New initiative to provide more options for protective order applications

The Hidalgo County District Attorney’s Office is expanding access to places where domestic violence and human trafficking victims can file for protective orders.

A new collaboration between the Hidalgo County Sheriff’s Office, the Edinburg Police Department, the Weslaco Police Department and Mujeres Unidas now means the Juvenile/Civil Division at the district attorney’s Edinburg office isn’t the only place where someone can file for a protective order.

“Our office is always striving to find ways to extend our services to victims of crime,” District Attorney Ricardo Rodriguez Jr. said in a press release. “Many times victims don’t have access to transportation to drive to Edinburg to file for protection or only have a certain amount of time to get away from their abuser.”

Now, there are more options throughout Hidalgo County for a service that unfortunately is in high demand.

Last year, the DA’s office received nearly 1,600 protective order applications.

Hidalgo County Sheriff J.E. “Eddie” Guerra, Weslaco Police Chief Joel Rivera, Edinburg Police Chief Cesar Torres and Mujeres Unidas Executive Director Estella De Anda all lauded the collaboration.

Guerra said his department’s crime victim liaisons are ready and trained to meet with victims.

“If you are a victim of family violence, dating violence, stalking, sexual assault, or human trafficking you can come to the sheriff’s office and apply for protection,” Guerra said.

The new collaboration is also on the heels of recent grants awarded to the Weslaco and Edinburg police departments.

In Weslaco, the department was awarded a grant to assist in protective order applications while Edinburg police were awarded a domestic violence grant.

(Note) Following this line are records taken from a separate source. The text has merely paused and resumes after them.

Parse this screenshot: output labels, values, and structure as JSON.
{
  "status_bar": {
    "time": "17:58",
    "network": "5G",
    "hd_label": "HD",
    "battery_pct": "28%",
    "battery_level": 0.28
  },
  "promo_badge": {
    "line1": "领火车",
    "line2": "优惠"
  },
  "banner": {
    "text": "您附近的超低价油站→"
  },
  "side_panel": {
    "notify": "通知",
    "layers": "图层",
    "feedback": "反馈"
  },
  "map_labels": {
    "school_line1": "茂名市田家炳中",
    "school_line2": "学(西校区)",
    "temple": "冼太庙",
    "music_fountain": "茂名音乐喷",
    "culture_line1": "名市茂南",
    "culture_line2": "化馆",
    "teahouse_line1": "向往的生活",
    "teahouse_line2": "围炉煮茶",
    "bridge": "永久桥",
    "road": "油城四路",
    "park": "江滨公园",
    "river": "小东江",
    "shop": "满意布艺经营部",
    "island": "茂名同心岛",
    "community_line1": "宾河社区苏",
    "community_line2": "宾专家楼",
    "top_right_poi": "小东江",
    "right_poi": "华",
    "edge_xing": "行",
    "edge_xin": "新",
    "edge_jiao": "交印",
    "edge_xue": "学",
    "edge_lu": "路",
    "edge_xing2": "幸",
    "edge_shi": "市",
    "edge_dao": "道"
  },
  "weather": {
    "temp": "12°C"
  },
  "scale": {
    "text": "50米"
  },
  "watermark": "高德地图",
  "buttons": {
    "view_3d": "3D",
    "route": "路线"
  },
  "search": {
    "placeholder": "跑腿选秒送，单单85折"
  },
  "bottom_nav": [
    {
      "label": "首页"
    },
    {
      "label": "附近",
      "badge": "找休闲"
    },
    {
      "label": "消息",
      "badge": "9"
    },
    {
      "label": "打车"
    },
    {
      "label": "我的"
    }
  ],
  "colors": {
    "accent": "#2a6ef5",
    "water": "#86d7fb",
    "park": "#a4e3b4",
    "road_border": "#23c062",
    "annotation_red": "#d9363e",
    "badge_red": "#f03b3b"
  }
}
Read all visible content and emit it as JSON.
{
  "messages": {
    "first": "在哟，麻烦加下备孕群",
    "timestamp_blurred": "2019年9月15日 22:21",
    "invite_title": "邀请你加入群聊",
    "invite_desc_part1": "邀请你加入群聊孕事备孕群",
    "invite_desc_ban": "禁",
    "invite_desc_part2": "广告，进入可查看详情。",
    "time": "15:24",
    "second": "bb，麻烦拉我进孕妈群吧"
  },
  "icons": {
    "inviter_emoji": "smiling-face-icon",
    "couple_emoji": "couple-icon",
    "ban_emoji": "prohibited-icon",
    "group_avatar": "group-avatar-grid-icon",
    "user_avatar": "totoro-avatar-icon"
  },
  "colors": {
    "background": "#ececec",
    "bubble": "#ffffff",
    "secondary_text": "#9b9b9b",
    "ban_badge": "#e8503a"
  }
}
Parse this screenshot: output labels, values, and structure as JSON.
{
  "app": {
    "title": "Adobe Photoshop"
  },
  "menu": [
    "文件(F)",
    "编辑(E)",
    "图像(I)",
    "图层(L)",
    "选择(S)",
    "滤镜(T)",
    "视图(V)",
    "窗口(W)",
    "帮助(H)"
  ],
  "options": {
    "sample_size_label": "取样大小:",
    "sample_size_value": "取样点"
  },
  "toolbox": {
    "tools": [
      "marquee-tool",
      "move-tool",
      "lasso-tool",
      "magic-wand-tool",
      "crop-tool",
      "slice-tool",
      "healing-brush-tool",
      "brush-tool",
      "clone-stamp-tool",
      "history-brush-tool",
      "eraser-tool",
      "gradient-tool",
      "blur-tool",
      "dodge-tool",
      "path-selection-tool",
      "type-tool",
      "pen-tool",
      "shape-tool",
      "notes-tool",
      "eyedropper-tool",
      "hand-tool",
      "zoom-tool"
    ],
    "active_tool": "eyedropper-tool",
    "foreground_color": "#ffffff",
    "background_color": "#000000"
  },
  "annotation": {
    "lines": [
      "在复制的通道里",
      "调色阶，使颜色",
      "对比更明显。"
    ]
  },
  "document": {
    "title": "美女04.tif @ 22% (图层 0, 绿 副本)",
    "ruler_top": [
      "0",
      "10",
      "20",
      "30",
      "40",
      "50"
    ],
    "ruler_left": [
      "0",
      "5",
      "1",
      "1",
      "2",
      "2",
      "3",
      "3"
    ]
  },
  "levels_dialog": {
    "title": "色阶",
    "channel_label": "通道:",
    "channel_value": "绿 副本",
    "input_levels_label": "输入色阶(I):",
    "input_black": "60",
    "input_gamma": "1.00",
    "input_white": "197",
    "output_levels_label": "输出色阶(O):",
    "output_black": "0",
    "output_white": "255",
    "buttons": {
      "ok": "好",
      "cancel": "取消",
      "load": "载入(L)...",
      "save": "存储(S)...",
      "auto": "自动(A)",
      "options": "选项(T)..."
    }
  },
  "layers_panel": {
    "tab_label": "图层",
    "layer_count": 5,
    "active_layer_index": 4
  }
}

The departments reached out to collaborate with the DA’s office on the grants, which will be spearheaded by Assistant District Attorney Amy Cantu, who is with the DA’s Domestic Violence Unit.

“In 2018, our office attended a conference where the Tarrant County DA’s office explained how they partnered with local police departments to file protective order applications,” Cantu said.

Once Weslaco and Edinburg approached the DA’s office, Cantu said she knew they could emulate that program here in Hidalgo County.

Rivera, Weslaco’s police chief, said in the past his office had to send people to the DA’s office.

“When victims of violence come to our office to file charges we will no longer need to send them to the DA’s office to apply for a protective order,” Rivera said. “Now we will be able to assist them with both protective orders and filing charges.”

Torres, Edinburg’s chief, said crime victim liaisons will be on hand at his department.

“Our crime victim liaison will walk applicants through the process and answer all of their questions,” Torres said. “You must bring with you any police reports, case numbers or any prior court orders you may have in your possession.”

Crime victim liaisons will be present at all of the collaborating agencies.

De Anda, Mujeres Unidas’ executive director, said the collaboration allows victims to complete the process of getting a protection order from their abuser in a trusted, safe place.

“Victims walk through our doors vulnerable and scared, not knowing their options,” De Anda said. “They quickly develop a bond with their victim advocate and are more willing to follow through with what needs to be done to increase their safety and that of their children.”

Rodriguez, the district attorney, said he hopes to partner with every law enforcement agency in Hidalgo County as the initiative grows.

“Victims need to know help is available to them,” Rodriguez said. “You do not have to suffer in silence anymore.”